Eclipsing Binary Stars

A binary star is a star system in which there are two stars orbiting each other. The eclipsing effect of an eclipsing binary star system is seen when one star passes in front of the other from Earth’s perspective. The passage of one star in front of the other creates a sudden significant light decrease than the light emission from the system before. Because of this light decrease, eclipsing binary stars can be identified through a plotted light over time graph, otherwise known as a light curve. Eclipsing binary stars have unique light curves in which there is consistent light and then sudden drops of light emission, and this unique light curve allows observers to notice when they have found an eclipsing binary star system.

What Information Does a Light Curve Give?

A light curve is a plot of the light emission of a star over time, and in the case of an eclipsing binary star system represents the orbital period of one companion star around the other.
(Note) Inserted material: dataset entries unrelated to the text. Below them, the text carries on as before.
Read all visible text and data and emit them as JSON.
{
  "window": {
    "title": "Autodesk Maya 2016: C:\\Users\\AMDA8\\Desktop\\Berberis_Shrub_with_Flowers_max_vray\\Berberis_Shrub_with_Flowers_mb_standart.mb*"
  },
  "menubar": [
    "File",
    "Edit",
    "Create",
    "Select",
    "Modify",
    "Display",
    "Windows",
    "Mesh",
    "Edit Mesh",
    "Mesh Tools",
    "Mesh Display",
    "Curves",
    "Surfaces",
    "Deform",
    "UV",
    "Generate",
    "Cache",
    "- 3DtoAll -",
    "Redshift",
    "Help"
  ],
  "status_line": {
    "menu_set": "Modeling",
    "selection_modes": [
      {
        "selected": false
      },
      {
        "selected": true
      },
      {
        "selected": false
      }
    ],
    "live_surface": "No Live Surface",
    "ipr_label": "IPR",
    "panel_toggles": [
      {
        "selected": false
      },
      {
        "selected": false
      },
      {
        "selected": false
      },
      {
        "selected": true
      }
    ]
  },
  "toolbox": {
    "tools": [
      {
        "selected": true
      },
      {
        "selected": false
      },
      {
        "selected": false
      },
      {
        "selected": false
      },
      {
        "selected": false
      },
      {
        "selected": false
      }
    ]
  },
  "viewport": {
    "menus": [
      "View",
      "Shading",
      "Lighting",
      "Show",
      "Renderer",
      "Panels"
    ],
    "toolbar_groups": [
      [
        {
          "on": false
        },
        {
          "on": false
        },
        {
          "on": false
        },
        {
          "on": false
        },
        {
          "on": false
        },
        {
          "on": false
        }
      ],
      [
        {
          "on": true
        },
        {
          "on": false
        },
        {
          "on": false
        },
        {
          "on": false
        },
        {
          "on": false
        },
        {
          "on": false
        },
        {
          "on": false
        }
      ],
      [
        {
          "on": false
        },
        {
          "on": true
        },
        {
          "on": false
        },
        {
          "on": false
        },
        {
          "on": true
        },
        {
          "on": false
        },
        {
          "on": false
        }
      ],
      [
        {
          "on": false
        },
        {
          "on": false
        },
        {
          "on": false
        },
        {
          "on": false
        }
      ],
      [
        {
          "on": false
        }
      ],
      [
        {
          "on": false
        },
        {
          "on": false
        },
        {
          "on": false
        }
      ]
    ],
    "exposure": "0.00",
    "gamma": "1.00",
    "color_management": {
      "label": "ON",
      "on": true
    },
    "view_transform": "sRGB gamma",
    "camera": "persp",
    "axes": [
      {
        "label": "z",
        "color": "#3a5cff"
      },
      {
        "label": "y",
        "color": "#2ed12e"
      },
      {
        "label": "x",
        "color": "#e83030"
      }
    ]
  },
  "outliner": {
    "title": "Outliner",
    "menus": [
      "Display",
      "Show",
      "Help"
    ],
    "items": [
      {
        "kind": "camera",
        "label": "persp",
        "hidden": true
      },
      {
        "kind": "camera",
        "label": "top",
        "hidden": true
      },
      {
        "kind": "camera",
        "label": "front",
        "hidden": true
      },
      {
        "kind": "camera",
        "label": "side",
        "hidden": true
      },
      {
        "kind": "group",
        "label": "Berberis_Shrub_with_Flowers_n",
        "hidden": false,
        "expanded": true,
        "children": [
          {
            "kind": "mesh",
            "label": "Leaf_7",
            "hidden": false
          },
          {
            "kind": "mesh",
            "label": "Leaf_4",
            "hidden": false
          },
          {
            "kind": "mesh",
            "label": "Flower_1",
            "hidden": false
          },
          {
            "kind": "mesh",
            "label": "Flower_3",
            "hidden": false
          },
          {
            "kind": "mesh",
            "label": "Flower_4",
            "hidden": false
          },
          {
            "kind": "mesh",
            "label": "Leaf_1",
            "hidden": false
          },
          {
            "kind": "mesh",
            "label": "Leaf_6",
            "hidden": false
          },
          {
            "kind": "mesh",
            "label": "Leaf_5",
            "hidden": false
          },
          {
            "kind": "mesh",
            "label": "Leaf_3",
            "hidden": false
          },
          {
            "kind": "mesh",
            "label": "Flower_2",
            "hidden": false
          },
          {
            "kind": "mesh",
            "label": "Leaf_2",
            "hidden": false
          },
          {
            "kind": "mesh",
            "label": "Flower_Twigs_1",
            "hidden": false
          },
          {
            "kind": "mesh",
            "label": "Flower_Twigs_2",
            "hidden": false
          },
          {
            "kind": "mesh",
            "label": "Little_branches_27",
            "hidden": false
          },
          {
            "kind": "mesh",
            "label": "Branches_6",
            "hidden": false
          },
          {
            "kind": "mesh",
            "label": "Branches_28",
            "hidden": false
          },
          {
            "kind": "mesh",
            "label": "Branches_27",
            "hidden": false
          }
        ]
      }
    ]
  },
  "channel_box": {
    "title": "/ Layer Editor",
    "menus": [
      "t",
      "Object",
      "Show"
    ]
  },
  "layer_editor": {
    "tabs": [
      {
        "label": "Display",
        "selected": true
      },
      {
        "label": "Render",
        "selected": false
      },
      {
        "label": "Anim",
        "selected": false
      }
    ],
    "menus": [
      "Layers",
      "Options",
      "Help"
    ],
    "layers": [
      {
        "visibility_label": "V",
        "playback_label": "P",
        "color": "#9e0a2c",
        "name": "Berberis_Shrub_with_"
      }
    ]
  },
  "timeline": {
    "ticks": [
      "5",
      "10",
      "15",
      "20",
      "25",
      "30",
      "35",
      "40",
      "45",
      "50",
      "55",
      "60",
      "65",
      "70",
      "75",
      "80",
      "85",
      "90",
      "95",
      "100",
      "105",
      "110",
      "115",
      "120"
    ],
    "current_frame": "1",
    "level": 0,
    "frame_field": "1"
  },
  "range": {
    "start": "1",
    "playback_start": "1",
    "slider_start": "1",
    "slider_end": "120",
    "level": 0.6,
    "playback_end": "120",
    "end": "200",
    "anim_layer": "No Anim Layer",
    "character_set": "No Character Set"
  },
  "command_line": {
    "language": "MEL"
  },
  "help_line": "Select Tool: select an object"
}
Every time a dip of light occurs on the plotted graph, it means that one star eclipsed the other from the viewpoint of Earth and therefore has completed one orbit with reference to Earth. The light dips on the light curve have a deeper minimum light value when the brighter companion star is eclipsed and a shallower minimum light value when the dimmer star is eclipsed.
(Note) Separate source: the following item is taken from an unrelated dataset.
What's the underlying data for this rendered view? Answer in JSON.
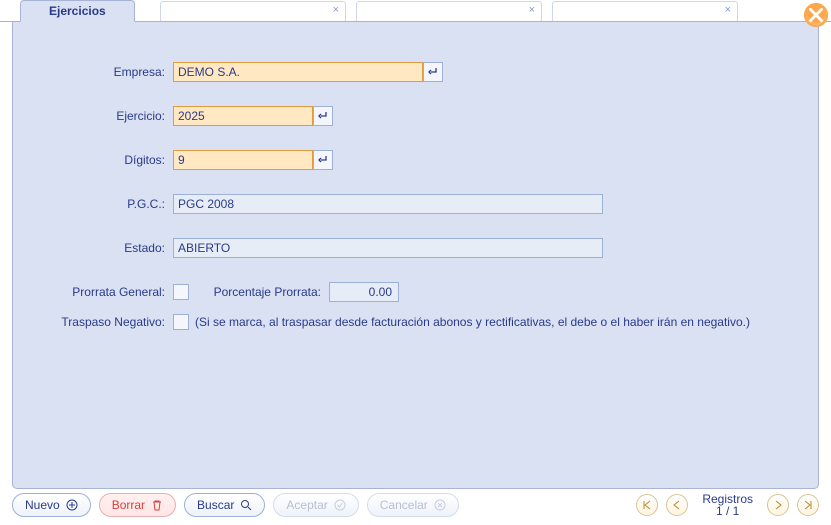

An example of the light curve of an eclipsing binary star system. The sudden drops of light occur when one star passes in front of its companion star from Earth’s perspective.

Algol, also known as the “Demon Star”, is the most famous eclipsing binary star. It is located 93 light years away in the constellation Perseus, which can be seen during the fall months.